Anne and James Dey emigrated from Scotland to Canada c 1837, bringing with them Alexander Ival, who was then aged about five years old. The name Ival / Ivel was quite common in the Moray area of Scotland at this time and this is probably where Alexander was born in about 1831. Anne Gauld had married James Dey in Botriphinie, Banff County, Scotland in 1833. Alexander could (as Margaret Bymoen suggests) have been Anne’s son from an earlier marriage, although there is no marriage, birth or baptism record to support this theory. I think it more likely that he was Anne’s brother. Anne is shown (with James Dey and their children) in the 1851 Canada census as “Anny Ivell”, aged 40. This census records married women under their maiden names. The Dey family (and Alexander) settled in the Cote St Gabriel area (near Saint Jerome) about 50 miles NW of Montreal in Quebec.
On 16th December 1850 Alexander (aged about 19) married Jane Kerr (aged about 17) in a Scottish Presbyterian Church at Chatham, Ottawa River, Quebec. Jane was born in 1833 in Quebec, the daughter of Patrick Kerr, a farmer from Ireland. Alexander and Jane went on to have ten children (eight boys and two girls), namely John (1852-1918), James (b1853), Alexander (1855-1922), George (1856-1947), Robert (1858-1929), William (1860-1940), Samuel (1863-1919), Mary Ann (b1865), Jane (b1868) and Edward (1870-1955). John, their first son, was born on March 10th 1852 and baptised in September 1852 at St Andrews Wesleyan Methodist Church in St Jerome.
The 1861 census shows Alexander Ival (aged 30, a farmer) living at Mille-Isles, County of Argentueil, Quebec with his wife Jane (aged 27) and children John (11), James (9), Alexander (7), George (5), Robert (3) and William (1).

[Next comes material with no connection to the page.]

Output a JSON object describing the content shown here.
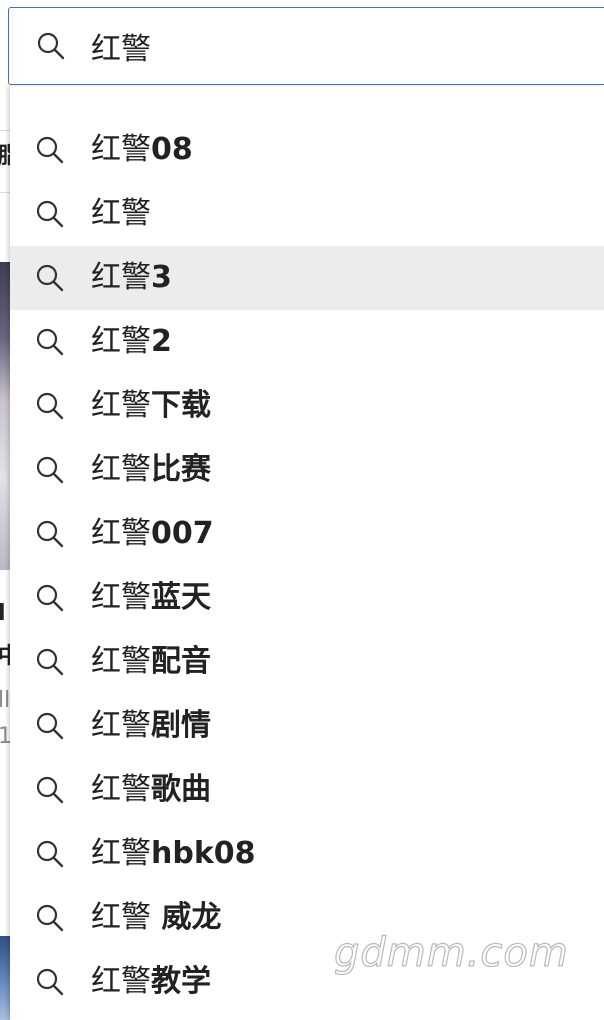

In 1871 the family were still living at Mille-Isles and consisted of Alexander Ival (40, a farmer), Jane (37), John (20, a blacksmith), James (19, a farmer), Alexander (15), George (14), Robert (12), William (8), Mary Ann (6), Jane (3) and Edward (6 months).
Margaret Bymoen writes
In those years the men used to go to the bush in the winter or to build roads in the summer to make extra money. In the 1870’s the Carillon dam (on the Ottawa River) and canal was built (the work was done 1873-82). Sandy (Alexander) and one of his older boys went to work on this dam one summer. When fall came he sent his son home with the horses and said he would follow in a few days. He did not come home and it was assumed that he had met with foul play or in some way lost his life.
Many, many years later Percy Ivall (son of William Ivall) who was a conductor on the CPR (Canadian Pacific Railway) heard that there had been an old man by the name of Sandy Ivall at Sutton, Quebec. He went there and did some enquiring but found nothing.
In 1967 I decided to write to the minister of the United Church of Canada in Sutton, Quebec and to my surprise I got a photocopy of a death certificate of “Sandy” Ivall, died in 1911. His age and all corresponds with our ancestor and I think there is little doubt it was he.
In 1881, Jane Ivall (55) was living in Mille-Isles with her children George (23, a farmer), Robert (21, a farmer), William (19), Samuel (17) Mary Ann (16), Jane (14) and Edward (11). Jane is shown as a widow. Alexander Ival (50, a farmer, born in Scotland) is shown in the 1881 census as living in Sutton, Quebec with Bell Ival (39). In 1891, Alexander (60, a farmer) was still living in Sutton with Arbelle Ival (49) and also their daughter Susan (6). Alexander and Arbelle are listed as married. It seems therefore that Alexander decided to leave his first wife and ten children to set up home with a younger woman ! If he married Arbelle, it must have been bigamously (quite possibly he told others that he was married to her, but was not). Sutton is about 70 miles SE of Montreal, about 110 miles from Mille-Isles (which is about 50 miles NW of Montreal).
Jane Ivall nee Kerr
Alexander was aged about 80 when he died on 14th March 1911. His wife Jane died 18th March 1917 aged about 84. I have not found a record of the death of Alexander’s partner Arbelle.